- _GIVEN RECORDS_
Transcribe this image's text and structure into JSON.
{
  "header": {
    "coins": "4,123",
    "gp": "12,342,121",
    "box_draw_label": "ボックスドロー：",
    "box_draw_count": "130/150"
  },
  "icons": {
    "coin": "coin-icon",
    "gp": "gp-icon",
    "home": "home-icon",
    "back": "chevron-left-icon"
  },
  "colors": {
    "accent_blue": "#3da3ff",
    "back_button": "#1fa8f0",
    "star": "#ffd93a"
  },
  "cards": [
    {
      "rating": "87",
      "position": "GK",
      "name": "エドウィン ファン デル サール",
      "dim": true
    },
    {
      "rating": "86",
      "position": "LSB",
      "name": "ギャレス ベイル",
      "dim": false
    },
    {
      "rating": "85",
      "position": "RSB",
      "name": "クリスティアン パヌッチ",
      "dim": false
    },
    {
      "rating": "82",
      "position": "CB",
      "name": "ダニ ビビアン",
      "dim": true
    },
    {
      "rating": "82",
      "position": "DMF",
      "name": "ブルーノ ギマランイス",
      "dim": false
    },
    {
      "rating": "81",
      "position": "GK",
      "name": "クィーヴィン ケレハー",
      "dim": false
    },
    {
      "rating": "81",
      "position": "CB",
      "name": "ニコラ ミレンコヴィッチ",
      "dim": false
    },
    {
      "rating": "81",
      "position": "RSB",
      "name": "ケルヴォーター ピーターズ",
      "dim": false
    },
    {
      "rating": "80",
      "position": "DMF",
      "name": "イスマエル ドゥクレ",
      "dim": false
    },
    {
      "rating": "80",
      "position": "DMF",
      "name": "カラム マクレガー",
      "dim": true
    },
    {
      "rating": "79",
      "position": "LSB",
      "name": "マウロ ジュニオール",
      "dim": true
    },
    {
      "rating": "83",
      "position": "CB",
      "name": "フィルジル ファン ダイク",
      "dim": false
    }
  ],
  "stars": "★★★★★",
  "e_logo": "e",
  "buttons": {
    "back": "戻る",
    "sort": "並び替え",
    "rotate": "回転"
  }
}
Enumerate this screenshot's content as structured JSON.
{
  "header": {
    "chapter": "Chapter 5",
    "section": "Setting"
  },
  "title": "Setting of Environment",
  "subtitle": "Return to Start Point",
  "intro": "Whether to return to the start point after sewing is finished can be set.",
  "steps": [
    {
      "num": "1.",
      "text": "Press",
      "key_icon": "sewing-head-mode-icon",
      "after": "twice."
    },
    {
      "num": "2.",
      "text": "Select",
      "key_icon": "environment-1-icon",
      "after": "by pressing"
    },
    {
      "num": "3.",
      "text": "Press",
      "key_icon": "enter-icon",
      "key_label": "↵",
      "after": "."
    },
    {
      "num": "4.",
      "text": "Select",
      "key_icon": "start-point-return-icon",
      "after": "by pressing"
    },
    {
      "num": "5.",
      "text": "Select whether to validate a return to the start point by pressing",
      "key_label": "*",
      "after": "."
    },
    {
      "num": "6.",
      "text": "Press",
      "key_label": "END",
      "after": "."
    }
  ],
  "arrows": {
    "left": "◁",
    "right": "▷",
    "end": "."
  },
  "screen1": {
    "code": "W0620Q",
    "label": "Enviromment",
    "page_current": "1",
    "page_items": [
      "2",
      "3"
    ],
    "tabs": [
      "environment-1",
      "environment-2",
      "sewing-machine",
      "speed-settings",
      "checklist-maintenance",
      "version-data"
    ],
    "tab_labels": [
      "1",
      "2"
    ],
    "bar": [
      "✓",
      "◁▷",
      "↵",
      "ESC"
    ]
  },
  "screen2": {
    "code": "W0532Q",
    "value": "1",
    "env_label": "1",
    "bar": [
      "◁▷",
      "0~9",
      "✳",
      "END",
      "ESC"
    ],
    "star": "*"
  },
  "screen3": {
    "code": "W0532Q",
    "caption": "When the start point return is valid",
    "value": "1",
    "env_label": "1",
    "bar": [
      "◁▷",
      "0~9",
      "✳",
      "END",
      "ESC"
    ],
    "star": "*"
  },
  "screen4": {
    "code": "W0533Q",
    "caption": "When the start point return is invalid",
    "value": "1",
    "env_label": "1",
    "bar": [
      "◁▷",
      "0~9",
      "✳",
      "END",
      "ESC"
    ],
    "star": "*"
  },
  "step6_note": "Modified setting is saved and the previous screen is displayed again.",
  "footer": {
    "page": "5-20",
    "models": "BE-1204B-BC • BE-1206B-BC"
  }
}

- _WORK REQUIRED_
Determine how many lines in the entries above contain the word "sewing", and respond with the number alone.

- _FINAL ANSWER_
3